A person wanting to file for child support will typically need to prepare a petition to establish child support, a summons, an interim motion for child support, a request for a hearing and a notice of hearing. The petition generally will name the parties/parents/guardians involved, identify the children, and contain requests to establish paternity and to calculate and set child support. The person who initiates the action to file for child support is the petitioner, and the person answering is the respondent. After each document is prepared, the petitioner will need to make two copies of each document and submit the original and the copies to the court. The court will take the documents, place the proper stamp or endorsements on the documents, keep the originals, and give the copies back to the petitioner.
The rules concerning a petition to file for child support will vary in each jurisdiction. These rules will usually have a section specifically relating to child support matters, which the court usually calls domestic relations. In addition, each court will have its own local rules of procedure, which will also have specific rules relating to domestic relations cases. A person intending to file for child support must review and comply with these rules.
In addition to the petition to establish child support, the petitioner will need to prepare a summons form. A summons is an official document that orders the respondent to file an answer to the petition within a specified time, usually 30 days. The summons will also contain a section that the server must complete after he serves it on the respondent. The summons form is contained in the rules of procedure, and the petitioner must submit this form to the court along with the petition to file for child support. The court will take the form and place an official stamp or seal on the form to authorize it for service on the respondent.
A petitioner may also file a motion to establish interim child support at the same time that the petition to establish child support is filed. Interim means temporary, and this motion is a request that the court set up an immediate temporary order for the payment of child support. This is necessary because of the delays involved with the process of establishing child support. When a person takes action to file for child support, the process entails 30 days for the respondent to file an answer to the petition, delays stemming from the parties conducting discovery, and delays in getting a hearing set before the court, which could be months. A motion for interim support allows the court to conduct an expedited hearing to set up a temporary child support order while the case is pending.
The petitioner will also need to prepare a request for hearing and a notice-of-hearing form. These forms apply to the motion for interim child support. The request-for-hearing form is a request that the court set an expedited hearing on the motion for interim support. The notice of hearing form will contain blank sections, which the court will fill in with the date and time of hearing. Many local courts require the party requesting a hearing to complete these forms and submit them to the court along with self-addressed, stamped envelopes to each party, so the court can send hearing notices to the parties.
Many jurisdictions also will require the petitioner to submit a form called an information sheet. The rules of procedure will usually contain the form, which a petitioner must complete and file with the court along with the initial petition.
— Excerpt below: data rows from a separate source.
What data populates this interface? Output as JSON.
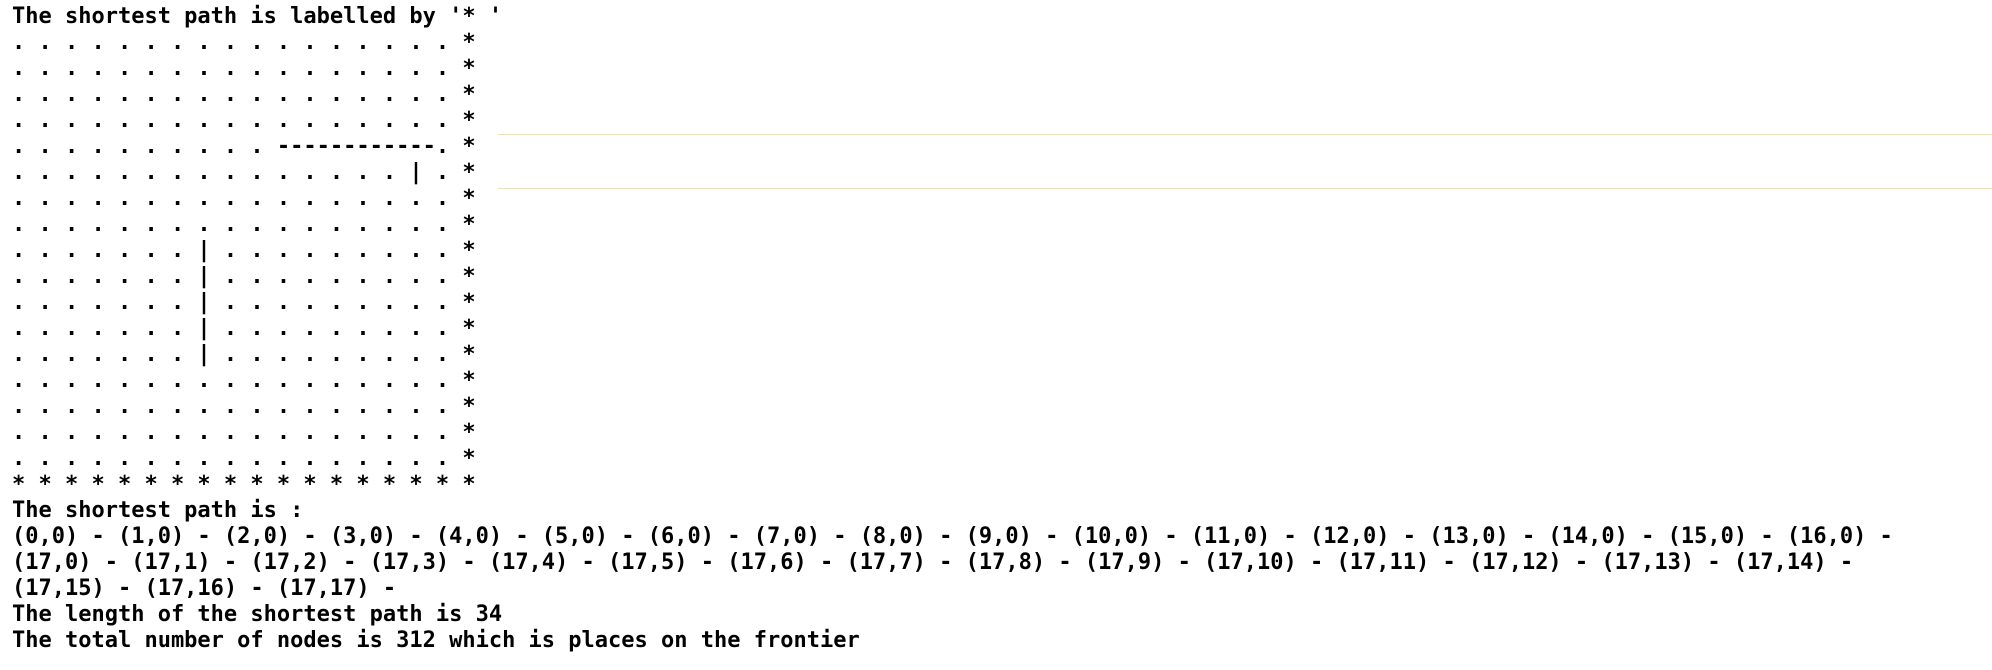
{
  "console": {
    "header": "The shortest path is labelled by '* '",
    "grid_rows": [
      ". . . . . . . . . . . . . . . . . *",
      ". . . . . . . . . . . . . . . . . *",
      ". . . . . . . . . . . . . . . . . *",
      ". . . . . . . . . . . . . . . . . *",
      ". . . . . . . . . . ------------. *",
      ". . . . . . . . . . . . . . . | . *",
      ". . . . . . . . . . . . . . . . . *",
      ". . . . . . . . . . . . . . . . . *",
      ". . . . . . . | . . . . . . . . . *",
      ". . . . . . . | . . . . . . . . . *",
      ". . . . . . . | . . . . . . . . . *",
      ". . . . . . . | . . . . . . . . . *",
      ". . . . . . . | . . . . . . . . . *",
      ". . . . . . . . . . . . . . . . . *",
      ". . . . . . . . . . . . . . . . . *",
      ". . . . . . . . . . . . . . . . . *",
      ". . . . . . . . . . . . . . . . . *",
      "* * * * * * * * * * * * * * * * * *"
    ],
    "path_label": "The shortest path is :",
    "path_lines": [
      "(0,0) - (1,0) - (2,0) - (3,0) - (4,0) - (5,0) - (6,0) - (7,0) - (8,0) - (9,0) - (10,0) - (11,0) - (12,0) - (13,0) - (14,0) - (15,0) - (16,0) -",
      "(17,0) - (17,1) - (17,2) - (17,3) - (17,4) - (17,5) - (17,6) - (17,7) - (17,8) - (17,9) - (17,10) - (17,11) - (17,12) - (17,13) - (17,14) -",
      "(17,15) - (17,16) - (17,17) -"
    ],
    "length_line": "The length of the shortest path is 34",
    "nodes_line": "The total number of nodes is 312 which is places on the frontier"
  },
  "colors": {
    "text": "#000000",
    "background": "#ffffff",
    "guide_line": "#f2e3a0"
  }
}
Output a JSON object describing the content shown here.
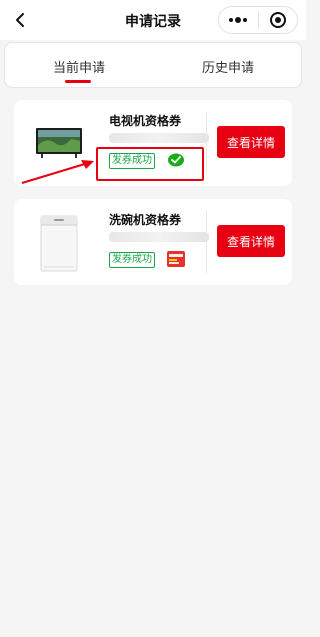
{
  "nav": {
    "title": "申请记录",
    "back_icon": "chevron-left-icon",
    "more_icon": "more-dots-icon",
    "close_icon": "target-circle-icon"
  },
  "tabs": [
    {
      "label": "当前申请",
      "active": true
    },
    {
      "label": "历史申请",
      "active": false
    }
  ],
  "records": [
    {
      "product_name": "电视机资格券",
      "status": "发券成功",
      "product_icon": "tv-image-icon",
      "payment_icon": "wechat-pay-icon",
      "detail_button": "查看详情"
    },
    {
      "product_name": "洗碗机资格券",
      "status": "发券成功",
      "product_icon": "dishwasher-image-icon",
      "payment_icon": "unionpay-icon",
      "detail_button": "查看详情"
    }
  ],
  "colors": {
    "accent_red": "#e60012",
    "success_green": "#1aa74a",
    "background": "#f5f5f5"
  }
}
This form requires special information relating to the children. Each state uses this form, through its child support enforcement agency, to enforce payment of child support. The agency uses the information to pursue the person responsible for paying child support, if he or she fails to make payments as ordered.